In February 2008 a large ancient metal crate arrived from Belgium full of papers dealing with the Fourth International and Ernest Mandel. Ernest Mandel's papers had been deposited at the Institute years ago. This ancient crate had been donated by Ernest Mandel personally to the Belgian Trotskyist Georges Dobbeleer around 1950, when it was feared a Third World War would break out, and the papers were to be sheltered in a safe place.
The crate contains records, bulletins, and other printing matter for internal purposes, as well as correspondence by Mandel from 1946-1948 to acquaintances all over the world including Ernst Federn, survivor of Buchenwald, Livio Maitan from Venice, George Novack, one of New York's intellectuals, and Michel Pablo, the Greek revolutionary who acted as general secretary of the Fourth International since 1946. A fair amount of correspondence with Dutch Trotskyists is included: Andries Dolleman, Maurice Ferares, and Sal Santen.

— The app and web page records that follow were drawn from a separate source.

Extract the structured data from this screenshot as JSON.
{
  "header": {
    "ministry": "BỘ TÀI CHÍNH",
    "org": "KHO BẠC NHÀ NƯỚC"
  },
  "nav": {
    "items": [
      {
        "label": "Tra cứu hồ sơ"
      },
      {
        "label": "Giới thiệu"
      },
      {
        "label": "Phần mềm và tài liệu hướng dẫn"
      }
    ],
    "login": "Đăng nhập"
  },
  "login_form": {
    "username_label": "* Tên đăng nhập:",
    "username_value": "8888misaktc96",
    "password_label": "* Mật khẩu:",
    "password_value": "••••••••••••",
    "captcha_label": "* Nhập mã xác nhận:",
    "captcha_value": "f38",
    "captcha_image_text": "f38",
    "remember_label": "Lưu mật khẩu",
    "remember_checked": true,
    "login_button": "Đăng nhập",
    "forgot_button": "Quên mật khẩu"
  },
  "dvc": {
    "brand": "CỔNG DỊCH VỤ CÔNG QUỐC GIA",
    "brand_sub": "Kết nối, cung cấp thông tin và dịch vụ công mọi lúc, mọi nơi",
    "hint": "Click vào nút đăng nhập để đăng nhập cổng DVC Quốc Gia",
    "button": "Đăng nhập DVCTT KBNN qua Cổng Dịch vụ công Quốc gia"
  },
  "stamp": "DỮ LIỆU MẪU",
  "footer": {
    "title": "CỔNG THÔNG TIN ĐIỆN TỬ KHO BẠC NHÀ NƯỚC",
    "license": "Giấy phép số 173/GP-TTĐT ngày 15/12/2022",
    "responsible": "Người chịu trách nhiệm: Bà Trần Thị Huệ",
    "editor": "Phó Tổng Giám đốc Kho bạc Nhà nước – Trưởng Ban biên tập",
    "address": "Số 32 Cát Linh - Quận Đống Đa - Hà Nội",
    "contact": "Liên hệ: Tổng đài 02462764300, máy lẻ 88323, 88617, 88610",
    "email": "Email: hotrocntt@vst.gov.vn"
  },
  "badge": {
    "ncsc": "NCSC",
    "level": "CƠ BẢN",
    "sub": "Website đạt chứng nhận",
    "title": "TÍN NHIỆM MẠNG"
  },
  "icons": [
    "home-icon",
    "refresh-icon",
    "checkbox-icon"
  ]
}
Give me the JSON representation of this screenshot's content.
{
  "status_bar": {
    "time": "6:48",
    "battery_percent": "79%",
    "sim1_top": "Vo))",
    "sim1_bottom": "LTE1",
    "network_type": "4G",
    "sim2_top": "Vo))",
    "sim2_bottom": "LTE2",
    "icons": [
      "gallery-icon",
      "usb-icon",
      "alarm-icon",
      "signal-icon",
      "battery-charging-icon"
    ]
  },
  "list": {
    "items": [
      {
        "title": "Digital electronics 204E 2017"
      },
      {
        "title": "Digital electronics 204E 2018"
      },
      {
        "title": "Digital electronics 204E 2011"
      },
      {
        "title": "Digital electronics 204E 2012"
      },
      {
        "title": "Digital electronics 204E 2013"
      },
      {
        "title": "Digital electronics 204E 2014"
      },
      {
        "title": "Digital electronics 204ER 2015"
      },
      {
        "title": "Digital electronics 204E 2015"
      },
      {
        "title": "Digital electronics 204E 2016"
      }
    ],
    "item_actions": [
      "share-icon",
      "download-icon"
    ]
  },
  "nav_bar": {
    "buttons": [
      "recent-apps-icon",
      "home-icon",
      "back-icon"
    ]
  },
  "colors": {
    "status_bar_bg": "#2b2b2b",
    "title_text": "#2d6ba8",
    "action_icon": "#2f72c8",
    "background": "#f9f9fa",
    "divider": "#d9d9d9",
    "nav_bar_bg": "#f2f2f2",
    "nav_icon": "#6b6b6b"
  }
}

The correspondence offers an intriguing picture of Trotskyism shortly after the Second World War, an international movement that was partly legal and partly illegal during the first postwar years, one that existed between hope and fear and bore the marks of Second World War and the Holocaust.